Leibniz appreciated the elegant simplicity of a two-symbol numbering system, and he also saw it as a symbolic proof of the existence of God: the unity (the 1) represented God, and 0 was the void; God had created everything out of nothing. Leibniz had earlier attempted to reduce logical thought to a form of mathematical calculation, and he saw the possibilities of using the binary system to reduce thought to its simplest form. His ideas were picked up by George Boole (1815-1864) in the nineteenth century as that Englishman developed his Boolean algebra.

The great value of binary mathematics emerged in the twentieth century, when several researchers realized that the base-2 system was ideally suited for computer design. Computers work via electronic circuits, and each circuit in the chain is either on or off, 1 or 0. A young German engineer, Konrad Zuse, designed an electronic calculator in the mid-1930s that used binary mathematics. John von Neumann and Alan Turing, two computer visionaries, foresaw the role of binary math for computers. George Stibitz of Bell Laboratories adapted binary notation to relay switching equipment in 1937 to produce a homemade computer. American computer pioneers John Atanasoff, John Mauchly, and J. Presper Eckert also utilized the binary system.

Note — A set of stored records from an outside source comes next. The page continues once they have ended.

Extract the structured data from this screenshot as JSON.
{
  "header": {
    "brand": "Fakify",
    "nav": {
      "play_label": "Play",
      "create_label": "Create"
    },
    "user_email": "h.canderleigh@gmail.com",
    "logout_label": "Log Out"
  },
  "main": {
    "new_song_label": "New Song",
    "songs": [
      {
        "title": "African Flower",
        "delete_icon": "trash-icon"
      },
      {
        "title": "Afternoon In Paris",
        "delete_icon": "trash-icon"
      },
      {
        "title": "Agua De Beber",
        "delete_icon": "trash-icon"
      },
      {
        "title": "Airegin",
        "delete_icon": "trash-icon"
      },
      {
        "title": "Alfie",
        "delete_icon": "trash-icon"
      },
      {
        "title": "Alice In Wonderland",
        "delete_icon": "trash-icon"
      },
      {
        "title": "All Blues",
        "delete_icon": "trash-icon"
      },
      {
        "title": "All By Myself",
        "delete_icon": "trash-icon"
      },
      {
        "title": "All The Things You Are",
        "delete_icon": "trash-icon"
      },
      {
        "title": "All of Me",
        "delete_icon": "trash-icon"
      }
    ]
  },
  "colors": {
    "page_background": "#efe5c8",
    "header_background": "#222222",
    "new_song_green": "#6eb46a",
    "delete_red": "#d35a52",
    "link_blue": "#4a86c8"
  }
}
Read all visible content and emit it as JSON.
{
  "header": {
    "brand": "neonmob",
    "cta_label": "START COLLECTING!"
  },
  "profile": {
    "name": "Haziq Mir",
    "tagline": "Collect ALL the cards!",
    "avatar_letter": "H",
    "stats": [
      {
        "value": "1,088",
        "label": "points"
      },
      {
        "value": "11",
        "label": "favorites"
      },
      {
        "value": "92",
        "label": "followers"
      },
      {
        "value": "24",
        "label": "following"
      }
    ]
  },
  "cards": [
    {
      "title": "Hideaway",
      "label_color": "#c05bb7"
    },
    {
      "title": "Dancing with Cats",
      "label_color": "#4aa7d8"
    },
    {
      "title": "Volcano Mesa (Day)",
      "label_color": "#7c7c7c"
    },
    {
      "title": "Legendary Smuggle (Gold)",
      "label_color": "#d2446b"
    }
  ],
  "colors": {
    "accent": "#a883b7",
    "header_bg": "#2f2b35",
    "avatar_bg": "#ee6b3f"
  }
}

In 1941 Claude Shannon (1916-) of Bell Labs began examining the most efficient ways to transmit information. As early as 1938 he had studied the possibility of expressing language mathematically, and by 1948 he had done so, using the binary system. Data was reduced to a series of yes/no choices, a binary 1/0. Each binary digit became known in computer jargon as a bit, the basic unit of computer information.

This section contains 394 words(approx. 2 pages at 300 words per page) |